Pfleger, George, and now bloggers weigh in
A public debate about Father Pfleger's future is not what is best for for St. Sabina's community, says the priest's biographer.
Guest blog post by Robert McClory
There is an interesting interplay in two articles on a page in the May 9 Chicago Tribune. The top article  concerns the unveiling of a memorial wall at St. Sabina church for children killed by gunfire. Many mothers wept and prayed, holding pictures of their lost sons or daughters as Father Michael Pfleger offered words of consolation. The article below was a mini Q&A with Cardinal Francis George  about his new book, God in Action. It's not clear the Tribune was making the point that here is someone doing God's action and another talking about it, but readers were free to draw their own conclusions.
Hopefully, reason and hope will prevail when George, now back from John Paul II's beatification, and Pfleger meet again. George's suspension of Pfleger was based on what the cardinal thought Pfleger had said on a radio show. In fact, Pfleger said something quite different. Regardless, Pfleger's crime was that he did say that under certain circumstances, he might leave the priesthood and seek ministry in another (non-Catholic) church. And that is what really rankled George.
What should a leader do when one of his most successful representatives suggests such a thing? In George's judgment in this case, it was to sit down, write an angry, threatening letter, and send it to the media and to all the priests in the archdiocese before Pfleger was even aware it existed. He then handed it to the priest, refused to discuss the contents with him or the media and flew off to Rome a day and a half later.

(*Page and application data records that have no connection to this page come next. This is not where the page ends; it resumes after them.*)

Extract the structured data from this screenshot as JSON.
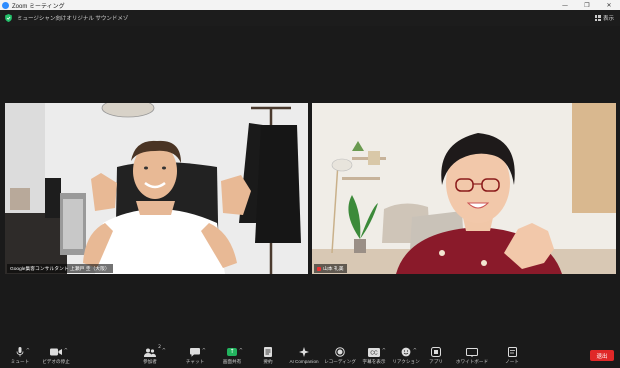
{
  "window": {
    "title": "Zoom ミーティング"
  },
  "meeting": {
    "name": "ミュージシャン向けオリジナル サウンドメゾ",
    "view_label": "表示"
  },
  "participants": [
    {
      "name": "Google集客コンサルタント 上瀬戸 圭（大阪）"
    },
    {
      "name": "山本 礼美"
    }
  ],
  "toolbar": {
    "mute_label": "ミュート",
    "video_label": "ビデオの停止",
    "participants_label": "参加者",
    "participants_count": "2",
    "chat_label": "チャット",
    "share_label": "画面共有",
    "summary_label": "要約",
    "ai_label": "AI Companion",
    "record_label": "レコーディング",
    "captions_label": "字幕を表示",
    "reactions_label": "リアクション",
    "apps_label": "アプリ",
    "whiteboard_label": "ホワイトボード",
    "notes_label": "ノート",
    "end_label": "退出"
  },
  "colors": {
    "accent": "#2d8cff",
    "share": "#22b35e",
    "end": "#e02828",
    "shield": "#23c16b"
  }
}
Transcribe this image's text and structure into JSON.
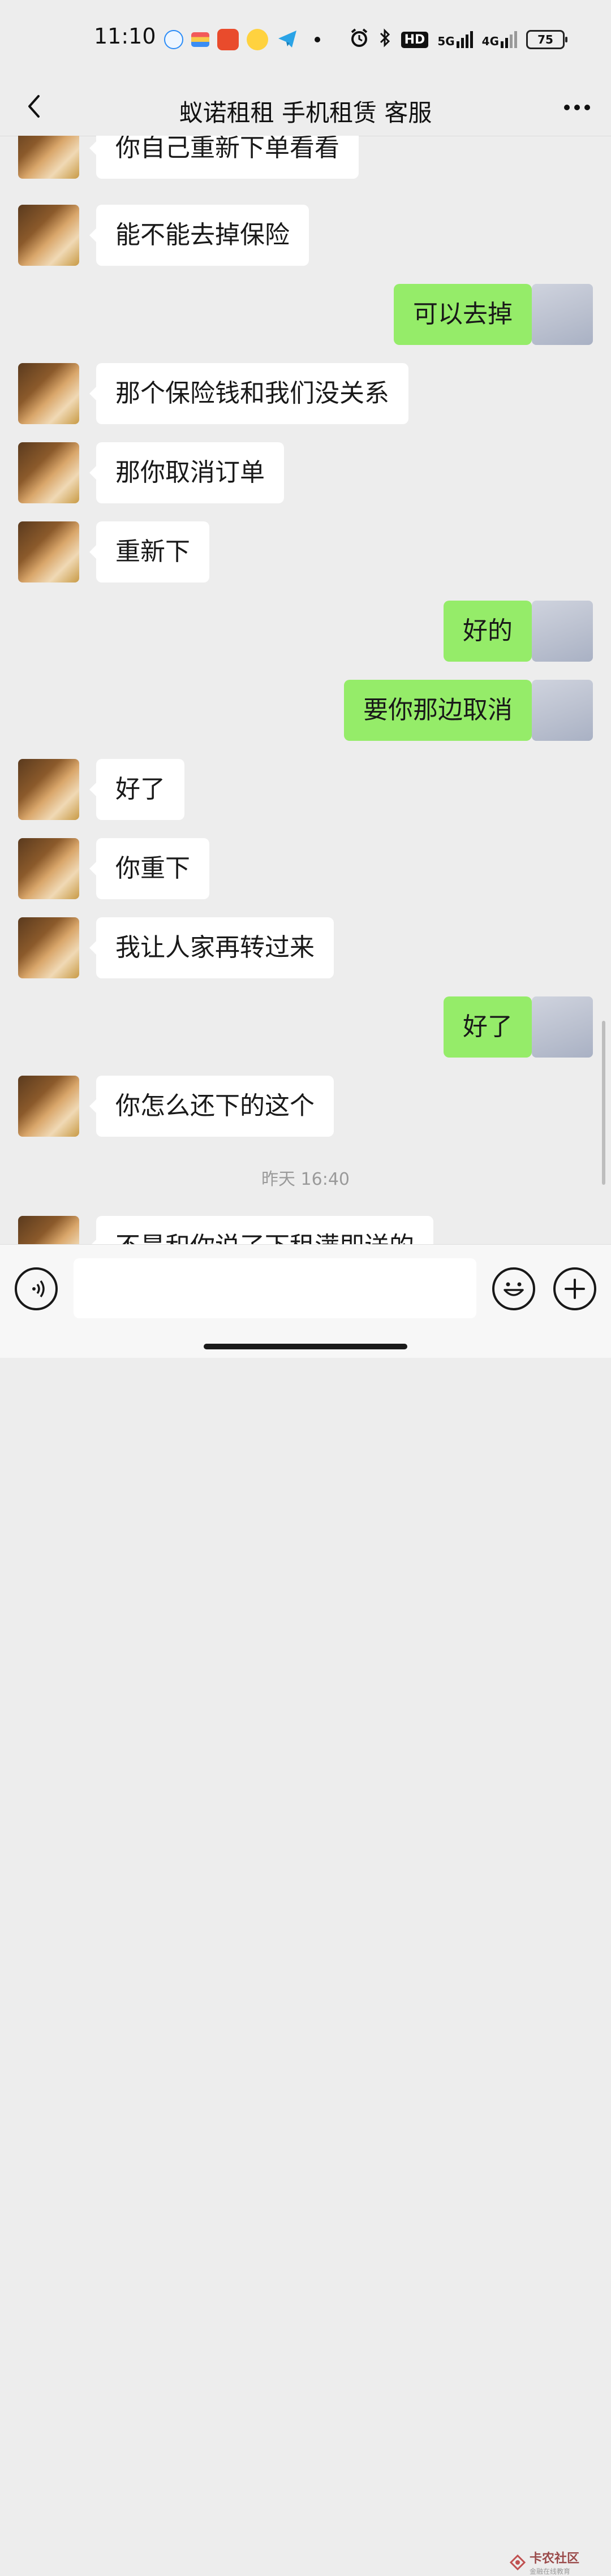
{
  "status_bar": {
    "time": "11:10",
    "battery": "75",
    "network_5g": "5G",
    "network_4g": "4G",
    "hd": "HD"
  },
  "header": {
    "title": "蚁诺租租 手机租赁 客服"
  },
  "messages": [
    {
      "side": "left",
      "text": "你自己重新下单看看"
    },
    {
      "side": "left",
      "text": "能不能去掉保险"
    },
    {
      "side": "right",
      "text": "可以去掉"
    },
    {
      "side": "left",
      "text": "那个保险钱和我们没关系"
    },
    {
      "side": "left",
      "text": "那你取消订单"
    },
    {
      "side": "left",
      "text": "重新下"
    },
    {
      "side": "right",
      "text": "好的"
    },
    {
      "side": "right",
      "text": "要你那边取消"
    },
    {
      "side": "left",
      "text": "好了"
    },
    {
      "side": "left",
      "text": "你重下"
    },
    {
      "side": "left",
      "text": "我让人家再转过来"
    },
    {
      "side": "right",
      "text": "好了"
    },
    {
      "side": "left",
      "text": "你怎么还下的这个"
    },
    {
      "side": "left",
      "text": "不是和你说了下租满即送的"
    }
  ],
  "timestamp": "昨天 16:40",
  "watermark": {
    "main": "卡农社区",
    "sub": "金融在线教育"
  },
  "colors": {
    "background": "#ededed",
    "bubble_self": "#95ec69",
    "bubble_other": "#ffffff"
  }
}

Such impulsive actions are not helpful to the Chicago Catholic community. Nor, it must be admitted, are Pfleger's threats to leave helpful to the community. For the good of the people, the two of them must work this out, so that the blessed reality that is St. Sabina remains intact.
Meanwhile, it would be especially helpful if the hordes of Catholics and bloggers who have never visited St. Sabina or driven around the neighborhood, never talked to Pfleger or listened to one of his sermons, never met or conversed with Sabina parishioners would just shut up and stop bloviating on a subject they know nothing about.
Robert McClory is author of Radical Disciple: Father Michael Pfleger, St. Sabina Church and the Fight for Social Justice  (Lawrence Hill, 2010). He is also professor emeritus at Northwestern University's Medill School of Journalism and a regular contributor to U.S. Catholic.
Guest blog posts express the views of the author. They do not necessarily reflect the views of U.S. Catholic, its editors, or the Claretians.